(Beginning of Information given)

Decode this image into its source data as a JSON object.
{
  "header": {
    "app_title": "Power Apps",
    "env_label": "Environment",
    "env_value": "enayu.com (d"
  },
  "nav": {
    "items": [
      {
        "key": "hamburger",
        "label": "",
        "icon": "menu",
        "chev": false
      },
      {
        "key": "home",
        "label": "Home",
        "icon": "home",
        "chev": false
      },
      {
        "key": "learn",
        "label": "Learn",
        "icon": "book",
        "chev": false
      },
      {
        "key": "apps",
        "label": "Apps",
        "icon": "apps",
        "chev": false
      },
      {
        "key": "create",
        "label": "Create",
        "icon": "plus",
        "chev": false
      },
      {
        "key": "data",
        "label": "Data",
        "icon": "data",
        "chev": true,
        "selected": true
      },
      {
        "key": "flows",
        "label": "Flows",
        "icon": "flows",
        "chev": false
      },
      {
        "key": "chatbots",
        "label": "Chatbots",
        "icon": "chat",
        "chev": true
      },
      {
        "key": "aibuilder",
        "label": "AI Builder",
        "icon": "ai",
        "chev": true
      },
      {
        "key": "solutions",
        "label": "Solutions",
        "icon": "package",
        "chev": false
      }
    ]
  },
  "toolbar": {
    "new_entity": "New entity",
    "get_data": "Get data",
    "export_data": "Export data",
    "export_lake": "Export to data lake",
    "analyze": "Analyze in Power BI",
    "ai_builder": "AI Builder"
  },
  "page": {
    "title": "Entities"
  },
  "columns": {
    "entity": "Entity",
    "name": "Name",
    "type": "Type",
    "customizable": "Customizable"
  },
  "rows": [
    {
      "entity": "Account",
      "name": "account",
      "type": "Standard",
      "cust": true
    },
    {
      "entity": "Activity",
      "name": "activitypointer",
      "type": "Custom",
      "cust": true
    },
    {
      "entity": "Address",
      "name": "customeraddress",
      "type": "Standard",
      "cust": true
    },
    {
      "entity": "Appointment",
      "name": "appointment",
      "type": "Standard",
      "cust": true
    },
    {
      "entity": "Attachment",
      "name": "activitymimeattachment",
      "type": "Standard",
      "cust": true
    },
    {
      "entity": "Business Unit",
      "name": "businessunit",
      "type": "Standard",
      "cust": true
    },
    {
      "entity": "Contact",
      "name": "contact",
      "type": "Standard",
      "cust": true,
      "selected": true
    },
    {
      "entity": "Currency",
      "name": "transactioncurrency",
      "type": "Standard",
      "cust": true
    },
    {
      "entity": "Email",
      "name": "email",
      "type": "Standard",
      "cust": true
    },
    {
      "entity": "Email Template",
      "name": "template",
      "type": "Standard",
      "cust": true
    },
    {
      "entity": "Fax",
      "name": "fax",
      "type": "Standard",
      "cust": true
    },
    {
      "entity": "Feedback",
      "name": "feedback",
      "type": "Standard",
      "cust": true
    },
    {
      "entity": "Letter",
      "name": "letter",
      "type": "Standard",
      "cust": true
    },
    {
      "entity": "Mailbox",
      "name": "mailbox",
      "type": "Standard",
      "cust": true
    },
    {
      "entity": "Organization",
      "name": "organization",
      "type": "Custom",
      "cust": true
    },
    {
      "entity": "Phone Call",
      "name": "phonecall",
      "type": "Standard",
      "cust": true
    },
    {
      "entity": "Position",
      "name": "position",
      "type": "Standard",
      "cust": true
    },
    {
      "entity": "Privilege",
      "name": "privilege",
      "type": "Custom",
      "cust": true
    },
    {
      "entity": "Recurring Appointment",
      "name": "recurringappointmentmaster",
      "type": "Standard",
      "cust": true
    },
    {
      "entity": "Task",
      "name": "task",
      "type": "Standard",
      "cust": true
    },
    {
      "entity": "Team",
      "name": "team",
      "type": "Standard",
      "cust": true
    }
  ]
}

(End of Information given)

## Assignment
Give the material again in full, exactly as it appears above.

## Answer
Decode this image into its source data as a JSON object.
{
  "header": {
    "app_title": "Power Apps",
    "env_label": "Environment",
    "env_value": "enayu.com (d"
  },
  "nav": {
    "items": [
      {
        "key": "hamburger",
        "label": "",
        "icon": "menu",
        "chev": false
      },
      {
        "key": "home",
        "label": "Home",
        "icon": "home",
        "chev": false
      },
      {
        "key": "learn",
        "label": "Learn",
        "icon": "book",
        "chev": false
      },
      {
        "key": "apps",
        "label": "Apps",
        "icon": "apps",
        "chev": false
      },
      {
        "key": "create",
        "label": "Create",
        "icon": "plus",
        "chev": false
      },
      {
        "key": "data",
        "label": "Data",
        "icon": "data",
        "chev": true,
        "selected": true
      },
      {
        "key": "flows",
        "label": "Flows",
        "icon": "flows",
        "chev": false
      },
      {
        "key": "chatbots",
        "label": "Chatbots",
        "icon": "chat",
        "chev": true
      },
      {
        "key": "aibuilder",
        "label": "AI Builder",
        "icon": "ai",
        "chev": true
      },
      {
        "key": "solutions",
        "label": "Solutions",
        "icon": "package",
        "chev": false
      }
    ]
  },
  "toolbar": {
    "new_entity": "New entity",
    "get_data": "Get data",
    "export_data": "Export data",
    "export_lake": "Export to data lake",
    "analyze": "Analyze in Power BI",
    "ai_builder": "AI Builder"
  },
  "page": {
    "title": "Entities"
  },
  "columns": {
    "entity": "Entity",
    "name": "Name",
    "type": "Type",
    "customizable": "Customizable"
  },
  "rows": [
    {
      "entity": "Account",
      "name": "account",
      "type": "Standard",
      "cust": true
    },
    {
      "entity": "Activity",
      "name": "activitypointer",
      "type": "Custom",
      "cust": true
    },
    {
      "entity": "Address",
      "name": "customeraddress",
      "type": "Standard",
      "cust": true
    },
    {
      "entity": "Appointment",
      "name": "appointment",
      "type": "Standard",
      "cust": true
    },
    {
      "entity": "Attachment",
      "name": "activitymimeattachment",
      "type": "Standard",
      "cust": true
    },
    {
      "entity": "Business Unit",
      "name": "businessunit",
      "type": "Standard",
      "cust": true
    },
    {
      "entity": "Contact",
      "name": "contact",
      "type": "Standard",
      "cust": true,
      "selected": true
    },
    {
      "entity": "Currency",
      "name": "transactioncurrency",
      "type": "Standard",
      "cust": true
    },
    {
      "entity": "Email",
      "name": "email",
      "type": "Standard",
      "cust": true
    },
    {
      "entity": "Email Template",
      "name": "template",
      "type": "Standard",
      "cust": true
    },
    {
      "entity": "Fax",
      "name": "fax",
      "type": "Standard",
      "cust": true
    },
    {
      "entity": "Feedback",
      "name": "feedback",
      "type": "Standard",
      "cust": true
    },
    {
      "entity": "Letter",
      "name": "letter",
      "type": "Standard",
      "cust": true
    },
    {
      "entity": "Mailbox",
      "name": "mailbox",
      "type": "Standard",
      "cust": true
    },
    {
      "entity": "Organization",
      "name": "organization",
      "type": "Custom",
      "cust": true
    },
    {
      "entity": "Phone Call",
      "name": "phonecall",
      "type": "Standard",
      "cust": true
    },
    {
      "entity": "Position",
      "name": "position",
      "type": "Standard",
      "cust": true
    },
    {
      "entity": "Privilege",
      "name": "privilege",
      "type": "Custom",
      "cust": true
    },
    {
      "entity": "Recurring Appointment",
      "name": "recurringappointmentmaster",
      "type": "Standard",
      "cust": true
    },
    {
      "entity": "Task",
      "name": "task",
      "type": "Standard",
      "cust": true
    },
    {
      "entity": "Team",
      "name": "team",
      "type": "Standard",
      "cust": true
    }
  ]
}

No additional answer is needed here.